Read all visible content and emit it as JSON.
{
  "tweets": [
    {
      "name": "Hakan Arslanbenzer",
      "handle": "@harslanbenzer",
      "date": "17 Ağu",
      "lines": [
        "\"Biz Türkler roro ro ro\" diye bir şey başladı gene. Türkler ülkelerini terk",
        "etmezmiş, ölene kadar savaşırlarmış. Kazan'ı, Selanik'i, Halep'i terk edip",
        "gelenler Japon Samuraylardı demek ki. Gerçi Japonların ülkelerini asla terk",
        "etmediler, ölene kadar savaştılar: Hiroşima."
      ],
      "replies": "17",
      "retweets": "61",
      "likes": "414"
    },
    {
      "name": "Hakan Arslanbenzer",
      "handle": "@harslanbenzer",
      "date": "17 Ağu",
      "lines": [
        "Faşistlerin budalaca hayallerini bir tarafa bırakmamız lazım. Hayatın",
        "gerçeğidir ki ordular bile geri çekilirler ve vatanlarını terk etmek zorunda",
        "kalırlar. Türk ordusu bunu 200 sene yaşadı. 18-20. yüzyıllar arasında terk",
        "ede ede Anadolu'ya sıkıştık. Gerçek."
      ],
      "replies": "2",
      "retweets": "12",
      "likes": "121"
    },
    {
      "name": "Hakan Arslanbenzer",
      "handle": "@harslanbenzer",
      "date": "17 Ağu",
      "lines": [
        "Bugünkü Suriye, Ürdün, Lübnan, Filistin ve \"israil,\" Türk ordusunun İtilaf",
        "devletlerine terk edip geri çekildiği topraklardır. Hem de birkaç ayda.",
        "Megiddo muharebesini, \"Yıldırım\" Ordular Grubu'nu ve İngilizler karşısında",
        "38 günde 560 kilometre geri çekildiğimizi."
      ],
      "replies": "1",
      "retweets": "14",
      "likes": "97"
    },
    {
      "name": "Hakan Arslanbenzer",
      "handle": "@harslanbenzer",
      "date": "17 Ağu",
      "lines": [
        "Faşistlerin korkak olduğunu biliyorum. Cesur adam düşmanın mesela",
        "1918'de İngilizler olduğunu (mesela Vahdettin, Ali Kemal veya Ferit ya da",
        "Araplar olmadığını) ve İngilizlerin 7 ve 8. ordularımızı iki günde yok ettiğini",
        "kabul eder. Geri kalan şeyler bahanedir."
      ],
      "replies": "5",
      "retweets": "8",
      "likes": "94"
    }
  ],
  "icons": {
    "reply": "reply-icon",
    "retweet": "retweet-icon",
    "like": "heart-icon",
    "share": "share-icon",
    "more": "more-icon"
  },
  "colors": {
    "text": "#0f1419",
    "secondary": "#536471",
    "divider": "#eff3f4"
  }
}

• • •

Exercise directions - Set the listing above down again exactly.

Output for this exercise -
Read all visible content and emit it as JSON.
{
  "tweets": [
    {
      "name": "Hakan Arslanbenzer",
      "handle": "@harslanbenzer",
      "date": "17 Ağu",
      "lines": [
        "\"Biz Türkler roro ro ro\" diye bir şey başladı gene. Türkler ülkelerini terk",
        "etmezmiş, ölene kadar savaşırlarmış. Kazan'ı, Selanik'i, Halep'i terk edip",
        "gelenler Japon Samuraylardı demek ki. Gerçi Japonların ülkelerini asla terk",
        "etmediler, ölene kadar savaştılar: Hiroşima."
      ],
      "replies": "17",
      "retweets": "61",
      "likes": "414"
    },
    {
      "name": "Hakan Arslanbenzer",
      "handle": "@harslanbenzer",
      "date": "17 Ağu",
      "lines": [
        "Faşistlerin budalaca hayallerini bir tarafa bırakmamız lazım. Hayatın",
        "gerçeğidir ki ordular bile geri çekilirler ve vatanlarını terk etmek zorunda",
        "kalırlar. Türk ordusu bunu 200 sene yaşadı. 18-20. yüzyıllar arasında terk",
        "ede ede Anadolu'ya sıkıştık. Gerçek."
      ],
      "replies": "2",
      "retweets": "12",
      "likes": "121"
    },
    {
      "name": "Hakan Arslanbenzer",
      "handle": "@harslanbenzer",
      "date": "17 Ağu",
      "lines": [
        "Bugünkü Suriye, Ürdün, Lübnan, Filistin ve \"israil,\" Türk ordusunun İtilaf",
        "devletlerine terk edip geri çekildiği topraklardır. Hem de birkaç ayda.",
        "Megiddo muharebesini, \"Yıldırım\" Ordular Grubu'nu ve İngilizler karşısında",
        "38 günde 560 kilometre geri çekildiğimizi."
      ],
      "replies": "1",
      "retweets": "14",
      "likes": "97"
    },
    {
      "name": "Hakan Arslanbenzer",
      "handle": "@harslanbenzer",
      "date": "17 Ağu",
      "lines": [
        "Faşistlerin korkak olduğunu biliyorum. Cesur adam düşmanın mesela",
        "1918'de İngilizler olduğunu (mesela Vahdettin, Ali Kemal veya Ferit ya da",
        "Araplar olmadığını) ve İngilizlerin 7 ve 8. ordularımızı iki günde yok ettiğini",
        "kabul eder. Geri kalan şeyler bahanedir."
      ],
      "replies": "5",
      "retweets": "8",
      "likes": "94"
    }
  ],
  "icons": {
    "reply": "reply-icon",
    "retweet": "retweet-icon",
    "like": "heart-icon",
    "share": "share-icon",
    "more": "more-icon"
  },
  "colors": {
    "text": "#0f1419",
    "secondary": "#536471",
    "divider": "#eff3f4"
  }
}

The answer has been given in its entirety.